(RECORDS SHOWN)
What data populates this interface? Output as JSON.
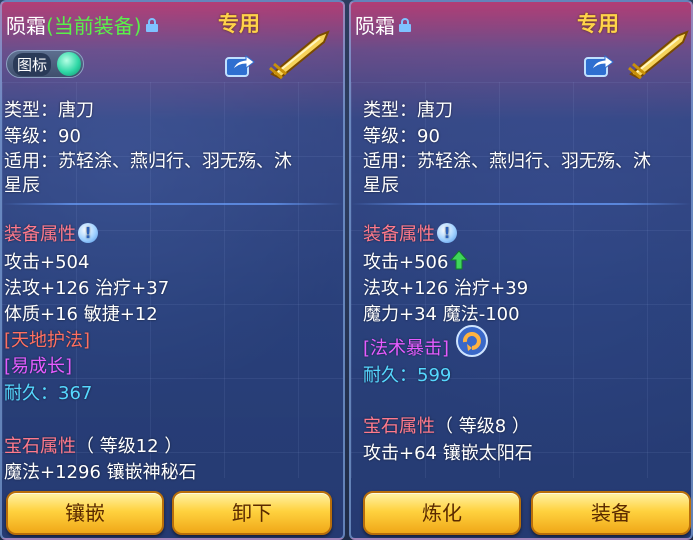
{
  "left": {
    "name": "陨霜",
    "current_tag": "(当前装备)",
    "special": "专用",
    "toggle_label": "图标",
    "lines": {
      "type": "类型：唐刀",
      "level": "等级：90",
      "fit1": "适用：苏轻涂、燕归行、羽无殇、沐",
      "fit2": "星辰",
      "attr_header": "装备属性",
      "attack": "攻击+504",
      "magic": "法攻+126 治疗+37",
      "body": "体质+16 敏捷+12",
      "skill1": "[天地护法]",
      "skill2": "[易成长]",
      "durability_label": "耐久：",
      "durability_value": "367",
      "gem_header": "宝石属性",
      "gem_level": "（ 等级12 ）",
      "gem_effect": "魔法+1296 镶嵌神秘石"
    },
    "buttons": [
      "镶嵌",
      "卸下"
    ]
  },
  "right": {
    "name": "陨霜",
    "special": "专用",
    "lines": {
      "type": "类型：唐刀",
      "level": "等级：90",
      "fit1": "适用：苏轻涂、燕归行、羽无殇、沐",
      "fit2": "星辰",
      "attr_header": "装备属性",
      "attack": "攻击+506",
      "magic": "法攻+126 治疗+39",
      "mana": "魔力+34 魔法-100",
      "skill1": "[法术暴击]",
      "durability_label": "耐久：",
      "durability_value": "599",
      "gem_header": "宝石属性",
      "gem_level": "（ 等级8 ）",
      "gem_effect": "攻击+64 镶嵌太阳石"
    },
    "buttons": [
      "炼化",
      "装备"
    ]
  },
  "icons": [
    "lock-icon",
    "share-icon",
    "weapon-blade-icon",
    "info-icon",
    "up-arrow-icon",
    "refresh-icon"
  ]
}
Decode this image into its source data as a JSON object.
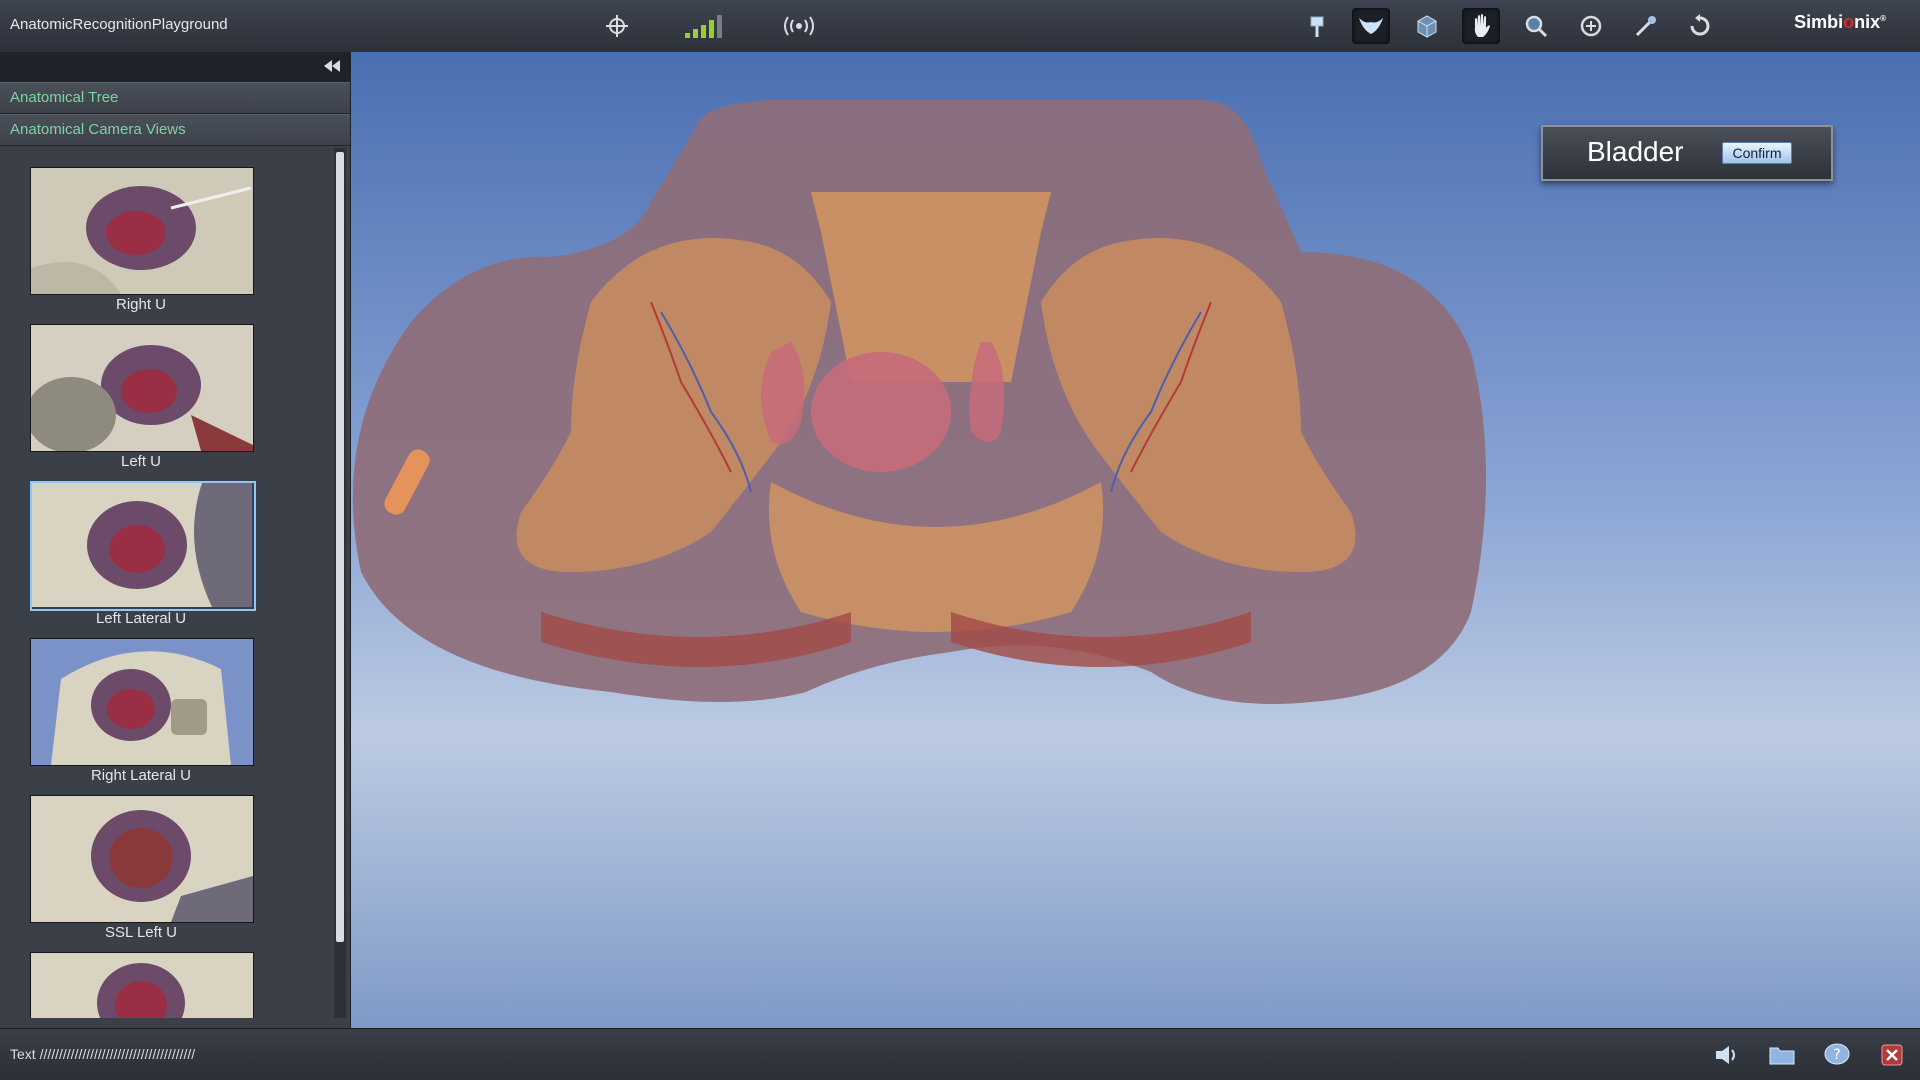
{
  "app": {
    "title": "AnatomicRecognitionPlayground",
    "brand_prefix": "Simbi",
    "brand_o": "o",
    "brand_suffix": "nix",
    "brand_mark": "®"
  },
  "toolbar_center": [
    {
      "icon": "crosshair-icon"
    },
    {
      "icon": "signal-strength-icon"
    },
    {
      "icon": "broadcast-icon"
    }
  ],
  "toolbar_right": [
    {
      "icon": "pin-icon"
    },
    {
      "icon": "pelvis-view-icon",
      "active": true
    },
    {
      "icon": "cube-view-icon"
    },
    {
      "icon": "hand-pan-icon",
      "active": true
    },
    {
      "icon": "zoom-icon"
    },
    {
      "icon": "rotate-icon"
    },
    {
      "icon": "pick-tool-icon"
    },
    {
      "icon": "reset-icon"
    }
  ],
  "sidebar": {
    "sections": [
      "Anatomical Tree",
      "Anatomical Camera Views"
    ],
    "views": [
      {
        "label": "Right U"
      },
      {
        "label": "Left U"
      },
      {
        "label": "Left Lateral U",
        "selected": true
      },
      {
        "label": "Right Lateral U"
      },
      {
        "label": "SSL Left U"
      },
      {
        "label": ""
      }
    ]
  },
  "dialog": {
    "organ": "Bladder",
    "confirm_label": "Confirm"
  },
  "status": {
    "text": "Text ////////////////////////////////////////"
  },
  "bottom_icons": [
    "speaker-icon",
    "folder-icon",
    "help-icon",
    "close-icon"
  ],
  "colors": {
    "accent_green": "#7fd3a0",
    "selection_blue": "#8ec7ff",
    "brand_red": "#d12b2b"
  }
}
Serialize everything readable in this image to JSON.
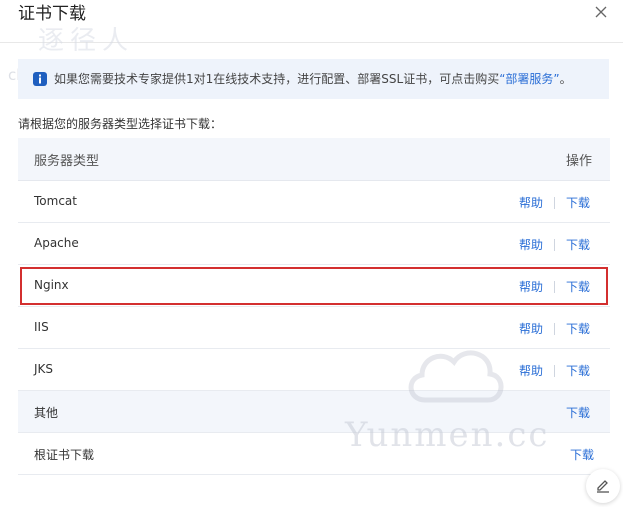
{
  "dialog": {
    "title": "证书下载"
  },
  "watermarks": {
    "top": "逐径人",
    "side": "chuhou",
    "bottom": "Yunmen.cc"
  },
  "notice": {
    "text": "如果您需要技术专家提供1对1在线技术支持，进行配置、部署SSL证书，可点击购买",
    "link": "“部署服务”",
    "suffix": "。"
  },
  "instruction": "请根据您的服务器类型选择证书下载：",
  "table": {
    "headers": {
      "type": "服务器类型",
      "action": "操作"
    },
    "rows": [
      {
        "name": "Tomcat",
        "help": "帮助",
        "download": "下载"
      },
      {
        "name": "Apache",
        "help": "帮助",
        "download": "下载"
      },
      {
        "name": "Nginx",
        "help": "帮助",
        "download": "下载"
      },
      {
        "name": "IIS",
        "help": "帮助",
        "download": "下载"
      },
      {
        "name": "JKS",
        "help": "帮助",
        "download": "下载"
      },
      {
        "name": "其他",
        "download": "下载"
      },
      {
        "name": "根证书下载",
        "download": "下载"
      }
    ]
  },
  "colors": {
    "link": "#2a6ed6",
    "highlight": "#d32f2f",
    "header_bg": "#f3f6fb",
    "notice_bg": "#eef3fb"
  },
  "icons": {
    "close": "close-icon",
    "info": "info-icon",
    "edit": "edit-pen-icon"
  }
}
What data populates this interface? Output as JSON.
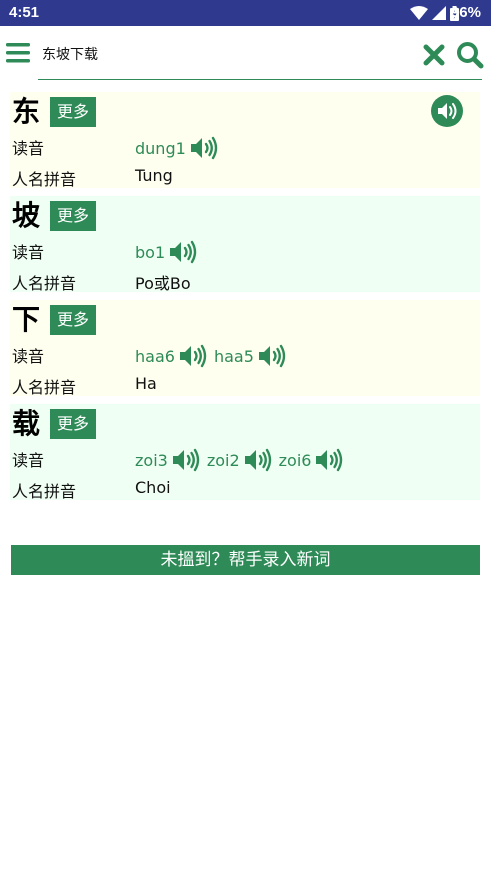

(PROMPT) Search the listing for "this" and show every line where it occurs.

(SOLUTION)
What data populates this interface? Output as JSON.
Decode this image into its source data as a JSON object.
Serialize everything readable in this image to JSON.
What data populates this interface? Output as JSON.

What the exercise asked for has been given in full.